Good review of Carl Sagan and his new book

Joel Cannon (
Tue, 31 Dec 1996 12:20:33 -0600 (CST)

In the Jan. 9, 1997 New York Review of Books Richard Lewontin has a
good insightful review of Carl Sagan, and his book, "The Demon-Haunted
World: Science as a Candle in the Dark" that also looks like it would
serve as short article to illustrate issues in the philosophy of
science, and some of the vulnerabilities of science popularizers.

The review's virtues include interesting contrasts between Lewontin and
Sagan's reaction to a 1964 debate with creationists in Little Rock
where they first met (Sagan became obsessed with bringing "scientific
facts" to the uneducated world; Lewontin saw creation-evolution as an
example of differences in culture), and between Sagan and Gould,
Sagan's "only rival in haute vulgarization of science...whose
vulgarizations are often very haute indeed," who's "deep preoccupation
is with how knowledge, rather than the organism is constructed."

More significant than this is its honest assessment of the limits of
science, or at least of the ambiguities and overstatements of people
like Sagan, and acknowledgement of the role prior commitments play in
evaluating science. For example, Lewontin commenting on Sagan's belief
for the superiority of science says,

"The case for the scientific method should itself be `scientific' and
not merely rteorical.
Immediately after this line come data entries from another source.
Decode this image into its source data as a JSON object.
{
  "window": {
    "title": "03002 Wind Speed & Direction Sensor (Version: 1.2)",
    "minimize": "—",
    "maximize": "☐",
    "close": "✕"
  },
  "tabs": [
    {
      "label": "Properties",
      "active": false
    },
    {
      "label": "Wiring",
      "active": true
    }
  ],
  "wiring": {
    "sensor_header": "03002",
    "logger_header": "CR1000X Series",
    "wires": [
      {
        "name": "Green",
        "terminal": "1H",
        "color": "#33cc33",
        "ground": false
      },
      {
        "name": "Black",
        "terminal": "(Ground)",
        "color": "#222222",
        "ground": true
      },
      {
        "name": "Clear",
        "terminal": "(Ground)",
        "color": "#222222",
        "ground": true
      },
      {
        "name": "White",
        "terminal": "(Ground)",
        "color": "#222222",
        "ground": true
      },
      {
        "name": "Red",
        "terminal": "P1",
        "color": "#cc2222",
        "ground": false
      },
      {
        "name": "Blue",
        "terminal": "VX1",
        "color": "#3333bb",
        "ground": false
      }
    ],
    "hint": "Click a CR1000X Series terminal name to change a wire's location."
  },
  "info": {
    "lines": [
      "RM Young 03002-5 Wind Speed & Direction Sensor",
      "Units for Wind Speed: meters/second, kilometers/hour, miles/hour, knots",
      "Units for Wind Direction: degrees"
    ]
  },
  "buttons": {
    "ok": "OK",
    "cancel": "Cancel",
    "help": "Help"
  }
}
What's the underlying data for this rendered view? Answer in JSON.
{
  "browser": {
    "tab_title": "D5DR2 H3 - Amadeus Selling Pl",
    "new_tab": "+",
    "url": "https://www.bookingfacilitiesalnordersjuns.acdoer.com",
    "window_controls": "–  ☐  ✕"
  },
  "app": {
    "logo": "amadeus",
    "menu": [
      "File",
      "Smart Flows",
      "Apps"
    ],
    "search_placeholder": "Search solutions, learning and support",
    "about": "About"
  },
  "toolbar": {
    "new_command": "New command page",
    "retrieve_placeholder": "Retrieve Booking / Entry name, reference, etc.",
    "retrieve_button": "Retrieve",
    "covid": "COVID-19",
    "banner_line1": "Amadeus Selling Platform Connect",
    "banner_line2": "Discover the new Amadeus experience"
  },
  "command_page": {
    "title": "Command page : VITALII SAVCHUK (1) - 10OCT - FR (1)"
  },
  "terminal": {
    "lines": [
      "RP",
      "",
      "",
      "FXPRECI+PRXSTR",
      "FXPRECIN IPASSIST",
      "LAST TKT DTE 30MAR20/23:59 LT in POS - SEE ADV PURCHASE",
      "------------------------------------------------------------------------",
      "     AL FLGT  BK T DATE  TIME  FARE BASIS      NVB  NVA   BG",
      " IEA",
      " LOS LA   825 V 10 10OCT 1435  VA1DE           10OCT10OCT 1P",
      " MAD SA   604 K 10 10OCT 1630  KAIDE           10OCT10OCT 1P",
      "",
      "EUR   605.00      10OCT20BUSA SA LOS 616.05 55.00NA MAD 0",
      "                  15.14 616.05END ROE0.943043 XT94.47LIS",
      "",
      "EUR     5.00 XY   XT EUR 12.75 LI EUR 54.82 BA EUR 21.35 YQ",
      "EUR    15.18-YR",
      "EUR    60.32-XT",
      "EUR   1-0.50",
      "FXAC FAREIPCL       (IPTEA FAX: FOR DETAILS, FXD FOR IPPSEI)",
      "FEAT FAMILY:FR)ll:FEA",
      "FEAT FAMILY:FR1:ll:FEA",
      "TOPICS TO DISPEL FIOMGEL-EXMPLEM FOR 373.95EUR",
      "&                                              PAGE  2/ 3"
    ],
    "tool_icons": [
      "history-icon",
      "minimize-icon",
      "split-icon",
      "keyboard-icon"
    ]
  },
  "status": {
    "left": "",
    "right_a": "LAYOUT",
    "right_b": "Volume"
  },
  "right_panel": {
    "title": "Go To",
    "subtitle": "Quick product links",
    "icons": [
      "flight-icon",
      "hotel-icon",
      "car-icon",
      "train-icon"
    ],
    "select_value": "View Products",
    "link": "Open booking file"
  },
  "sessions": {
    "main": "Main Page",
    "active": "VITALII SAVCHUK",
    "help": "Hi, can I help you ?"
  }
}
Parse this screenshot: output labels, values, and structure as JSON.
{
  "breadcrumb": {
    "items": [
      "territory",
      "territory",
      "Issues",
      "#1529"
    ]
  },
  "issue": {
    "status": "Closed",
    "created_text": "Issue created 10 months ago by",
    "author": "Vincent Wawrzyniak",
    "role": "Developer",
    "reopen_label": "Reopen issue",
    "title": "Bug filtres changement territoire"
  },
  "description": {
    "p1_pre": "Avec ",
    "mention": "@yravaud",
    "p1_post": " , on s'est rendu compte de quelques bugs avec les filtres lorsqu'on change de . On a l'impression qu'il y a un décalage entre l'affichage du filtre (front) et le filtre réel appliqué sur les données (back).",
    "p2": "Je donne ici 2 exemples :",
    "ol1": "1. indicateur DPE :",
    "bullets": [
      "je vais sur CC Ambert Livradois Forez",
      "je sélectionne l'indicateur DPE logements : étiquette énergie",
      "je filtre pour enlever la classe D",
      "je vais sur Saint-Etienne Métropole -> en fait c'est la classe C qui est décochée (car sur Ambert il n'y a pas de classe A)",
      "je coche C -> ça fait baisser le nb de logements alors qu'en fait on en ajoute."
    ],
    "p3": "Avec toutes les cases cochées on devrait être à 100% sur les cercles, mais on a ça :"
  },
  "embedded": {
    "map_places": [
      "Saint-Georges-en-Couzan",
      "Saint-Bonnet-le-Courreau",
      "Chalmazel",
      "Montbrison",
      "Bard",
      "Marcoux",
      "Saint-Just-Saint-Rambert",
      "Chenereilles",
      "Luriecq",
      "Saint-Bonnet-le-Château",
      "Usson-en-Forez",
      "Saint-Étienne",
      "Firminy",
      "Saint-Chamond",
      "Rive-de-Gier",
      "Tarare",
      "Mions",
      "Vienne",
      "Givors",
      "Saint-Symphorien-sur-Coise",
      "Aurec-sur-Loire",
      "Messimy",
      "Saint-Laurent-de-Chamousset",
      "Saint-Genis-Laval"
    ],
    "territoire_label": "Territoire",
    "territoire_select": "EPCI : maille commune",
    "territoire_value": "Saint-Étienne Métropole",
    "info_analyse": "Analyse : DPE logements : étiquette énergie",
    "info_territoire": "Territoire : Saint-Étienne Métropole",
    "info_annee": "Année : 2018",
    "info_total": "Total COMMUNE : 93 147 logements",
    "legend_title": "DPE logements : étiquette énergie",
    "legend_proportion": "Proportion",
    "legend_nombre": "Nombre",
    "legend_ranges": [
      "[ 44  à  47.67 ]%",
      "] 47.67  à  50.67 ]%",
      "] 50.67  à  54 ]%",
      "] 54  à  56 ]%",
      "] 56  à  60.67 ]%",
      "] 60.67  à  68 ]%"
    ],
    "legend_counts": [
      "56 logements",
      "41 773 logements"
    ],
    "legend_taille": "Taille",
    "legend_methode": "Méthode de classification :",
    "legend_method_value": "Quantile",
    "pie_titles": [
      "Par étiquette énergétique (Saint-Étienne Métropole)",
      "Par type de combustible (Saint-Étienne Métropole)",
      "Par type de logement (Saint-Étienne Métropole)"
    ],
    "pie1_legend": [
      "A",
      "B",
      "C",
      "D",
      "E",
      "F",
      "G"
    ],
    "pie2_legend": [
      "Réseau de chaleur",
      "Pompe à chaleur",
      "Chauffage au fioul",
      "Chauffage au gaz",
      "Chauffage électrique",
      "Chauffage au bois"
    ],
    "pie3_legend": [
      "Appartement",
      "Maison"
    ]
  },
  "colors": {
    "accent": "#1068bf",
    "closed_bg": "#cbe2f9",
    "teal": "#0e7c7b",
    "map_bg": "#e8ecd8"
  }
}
Unfortunately, the argument may not look as
good to the unconvinced as it does to the believer."

Some particularly useful comments involve the need to accept knowledge
"on authority" and the use by science writers of "assertions without
evidence". "Sagan's list of the `best contemporary
science-popularizers' includes E.O.Wilson, Lewis Thomas, and Richard
Dawkins, each of whom has put unsubstantiated assertions or
counterfactual claims at the very center of the stories they have
retailed in the market." Lewontin goes on to say that Wilson's
writings "rest on the surface of a quaking marsh of unsupported claims
about the genetic determination of everything from altruism to
xenophobia. Dawkins's vulgarizations of Darwinism speak of nothing in
evolution but an inexorable ascendancy of genes that are selectively
superior, while the entire body of technical advance in experimental
and theoretical evolutionary genetics of the last fifty years has
moved in the direction of emphasizing non-selective forces in

Some other notable quotes:

"What seems absurd depends on one's prejudice. Carl Sagan accepts, as
I do, the duality of light, which is at the same time wave and
particle, but he thinks that the consubstantiality of Father, Sone,
and Holy Ghost puts the mystery of the Holy Trinity `in deep trouble.'
Two's a company, but three's a crowd.

"It is not that the methods and institutions of science somehow compel
us to accept a material explanation of the phenomenal world, but, on the
contrary, that we are forced by our a priori adherence to material
causes to create an apparatus of investigation and a set of concepts
tht produce material mater how mystifying to the
uninitiated." I suspect Phil Johnson and creationists would have a
field day with this candid quote particularly if used out of context
as it is presented here. Unfortunately, I don't find in Johnson, et. al.
the same awareness of the weaknesses of their own position or the
honesty in admitting it (maybe I will be proven wrong in Austin this

naturalist, but one who is reflective enough to know and secure
enought to acknowledge the ambiguities of his position. Would that all
Christians were as honest! The one weakness I felt in the presentation
was an uncomfortable feeling that he might explain all religious
beliefs as simply a cultural phenomenon. That could simply be my

Hope that I've whetted some appetities enough to make a trip to the
library (the magazine is worth subscribing to). Maybe someone else
could give me a little background on Lewontin. The blurb just
mentioned that he is the "Alexander Agassiz Professor of Zoology" at
Harvard, and has authored a books including, "Biology and Ideology"
and "The Genetic Basis of Evolutionary Change." Has anybody read
these--particularly the first one?

Happy reading!

Joel W. Cannon
Dept. of Physics
Centenary College of Louisiana
P. O. Box 41188
Shreveport, LA 71134-1188

(318)869-5026 FAX